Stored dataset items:
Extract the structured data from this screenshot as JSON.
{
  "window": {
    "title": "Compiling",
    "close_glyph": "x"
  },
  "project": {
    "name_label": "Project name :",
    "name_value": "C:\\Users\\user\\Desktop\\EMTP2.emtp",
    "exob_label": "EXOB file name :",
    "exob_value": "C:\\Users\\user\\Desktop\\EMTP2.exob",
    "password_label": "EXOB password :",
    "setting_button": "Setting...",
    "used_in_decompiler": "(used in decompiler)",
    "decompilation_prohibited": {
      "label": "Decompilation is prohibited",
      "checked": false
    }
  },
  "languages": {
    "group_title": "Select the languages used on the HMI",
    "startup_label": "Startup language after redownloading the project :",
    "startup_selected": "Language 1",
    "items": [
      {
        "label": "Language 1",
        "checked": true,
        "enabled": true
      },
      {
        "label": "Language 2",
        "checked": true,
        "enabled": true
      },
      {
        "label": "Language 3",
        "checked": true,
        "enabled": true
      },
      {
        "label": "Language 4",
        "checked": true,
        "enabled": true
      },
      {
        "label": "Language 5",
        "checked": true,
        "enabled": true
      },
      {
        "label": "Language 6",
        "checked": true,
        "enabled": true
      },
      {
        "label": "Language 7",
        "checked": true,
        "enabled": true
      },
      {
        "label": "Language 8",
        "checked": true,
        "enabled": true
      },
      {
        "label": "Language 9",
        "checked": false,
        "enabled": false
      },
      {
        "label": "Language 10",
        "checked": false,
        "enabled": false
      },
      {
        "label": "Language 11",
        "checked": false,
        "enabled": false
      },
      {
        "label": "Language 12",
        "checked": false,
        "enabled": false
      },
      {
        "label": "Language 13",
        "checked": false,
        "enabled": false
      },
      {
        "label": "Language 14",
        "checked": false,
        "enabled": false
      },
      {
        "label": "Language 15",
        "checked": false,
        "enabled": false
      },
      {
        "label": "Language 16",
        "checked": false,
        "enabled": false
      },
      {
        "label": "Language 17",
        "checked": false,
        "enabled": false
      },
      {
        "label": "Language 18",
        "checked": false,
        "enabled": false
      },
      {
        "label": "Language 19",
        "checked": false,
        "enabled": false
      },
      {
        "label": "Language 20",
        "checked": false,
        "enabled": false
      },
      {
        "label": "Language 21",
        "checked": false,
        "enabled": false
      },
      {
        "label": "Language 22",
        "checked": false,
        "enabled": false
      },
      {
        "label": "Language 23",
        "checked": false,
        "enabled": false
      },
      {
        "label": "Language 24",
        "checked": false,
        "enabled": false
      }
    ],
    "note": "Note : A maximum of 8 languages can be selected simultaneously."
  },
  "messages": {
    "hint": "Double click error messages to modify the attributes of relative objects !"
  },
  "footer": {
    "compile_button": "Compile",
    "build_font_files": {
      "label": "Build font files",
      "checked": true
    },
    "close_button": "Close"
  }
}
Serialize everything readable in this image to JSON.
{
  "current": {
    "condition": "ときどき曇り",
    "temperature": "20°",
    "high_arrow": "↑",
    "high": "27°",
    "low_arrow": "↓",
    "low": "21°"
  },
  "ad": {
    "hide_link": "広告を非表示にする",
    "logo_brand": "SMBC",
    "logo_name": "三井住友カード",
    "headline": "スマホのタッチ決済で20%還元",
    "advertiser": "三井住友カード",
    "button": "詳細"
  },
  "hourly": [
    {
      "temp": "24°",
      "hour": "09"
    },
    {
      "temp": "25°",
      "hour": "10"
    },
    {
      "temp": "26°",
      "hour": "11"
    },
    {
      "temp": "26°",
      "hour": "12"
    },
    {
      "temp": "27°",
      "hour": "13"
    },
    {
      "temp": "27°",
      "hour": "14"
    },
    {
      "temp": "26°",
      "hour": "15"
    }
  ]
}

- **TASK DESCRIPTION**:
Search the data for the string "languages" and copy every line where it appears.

- **ANSWER TO THE PROBLEM**:
  "languages": {
    "group_title": "Select the languages used on the HMI",
    "note": "Note : A maximum of 8 languages can be selected simultaneously."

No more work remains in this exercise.